Conozco a alguien que ama a los santos. Cuando ella aprende acerca de un nuevo santo — a través de un libro, una biografía o una película — dice, "Conocí a un nuevo amigo"

Los santos pueden haber muerto hace muchos años, pero están más vivos ahora que cuando estaban en la tierra. Son un regalo del cielo para nosotros. ¿Por qué no podríamos ser sus amigos?

Esta semana está llena de días de santos. El lunes tenemos a Santo Domingo;...

August 4, 2016

I know someone who loves the saints. When she learns about a new one — through a book, a biography or a movie — she says, "I met a new friend."

The saints may have died long ago, but they're more alive now than they were on earth. They're present to us from heaven. Why shouldn't we make friends with them?

This week is full of saints' days. We have St. Dominic on Monday; he told his Dominicans to pray and share with others the fru...

August 4, 2016

The readings for the 20th Sunday in Ordinary Time demonstrate that God's love is a purifying fire to prepare us for eternal glory with Him, because ours is a jealous God who wants us for Himself.

In the first reading, Jeremiah has been put into a cistern and lowered into the mud to be killed. God used Jeremiah to speak a word of repentance to the people of Judah, but they refused to listen. Now the Babylonian army is ready to capture th...

July 28, 2016

La situación se pone peor antes de comenzar a mejorar.

Este es uno de los mensajes centrales de esta lectura — y quizás una buena lección para nosotros.

Comenzaremos con el profeta Jeremías, en el año 597 AC después de la primera oleada del Exilio Babilónico. El falso profeta Ananías dice: En dos años Dios romperá el yugo del rey de Babilonia, y Jerusalén será restablecida. En resumen, está diciendo: "Las cosas están cerca de mej...

July 28, 2016

It's going to get worse before it gets better.

That's one of the central messages of readings this week — and maybe a good lesson for us.
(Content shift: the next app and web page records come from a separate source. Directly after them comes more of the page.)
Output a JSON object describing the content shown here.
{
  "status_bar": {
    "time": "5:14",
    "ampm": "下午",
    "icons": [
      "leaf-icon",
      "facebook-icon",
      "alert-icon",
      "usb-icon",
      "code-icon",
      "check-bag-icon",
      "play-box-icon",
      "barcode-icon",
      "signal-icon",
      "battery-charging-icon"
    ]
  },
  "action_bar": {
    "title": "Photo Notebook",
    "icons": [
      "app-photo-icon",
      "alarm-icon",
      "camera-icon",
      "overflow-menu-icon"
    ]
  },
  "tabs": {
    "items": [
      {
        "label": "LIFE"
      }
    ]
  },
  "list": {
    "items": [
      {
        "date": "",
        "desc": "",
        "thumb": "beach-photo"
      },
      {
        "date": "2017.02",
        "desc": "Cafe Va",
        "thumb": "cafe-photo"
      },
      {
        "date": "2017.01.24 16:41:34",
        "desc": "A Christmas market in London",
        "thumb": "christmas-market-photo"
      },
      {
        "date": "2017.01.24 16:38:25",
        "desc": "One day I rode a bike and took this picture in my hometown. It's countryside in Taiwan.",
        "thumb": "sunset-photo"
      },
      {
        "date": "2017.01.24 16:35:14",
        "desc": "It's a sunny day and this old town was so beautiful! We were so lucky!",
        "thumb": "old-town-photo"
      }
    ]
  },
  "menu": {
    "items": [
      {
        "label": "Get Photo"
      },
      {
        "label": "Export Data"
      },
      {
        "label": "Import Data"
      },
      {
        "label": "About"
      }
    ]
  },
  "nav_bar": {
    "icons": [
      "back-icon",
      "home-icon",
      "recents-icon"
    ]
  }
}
We start with the prophet Jeremiah, after the first wave of the Babylonian Exile in 597 BC. The false prophet Hananiah says: Within two years God will break the yoke of the king of Babylon, and Jerusalem will be restored. In short, he's saying: "Things are about to get better."

But God s...

July 28, 2016

God is always leading us from the familiar to the unfamiliar, from the known and trusted to the unknown and, therefore, to the fearful. If we knew the way to heaven, we would not need God to show us the way.

The reading from the Book of Wisdom begins to develop this theme. The author of the Book of Wisdom wrote, "The night of the Passover was known beforehand to our fathers." However, where did that knowledge come from? It came from God...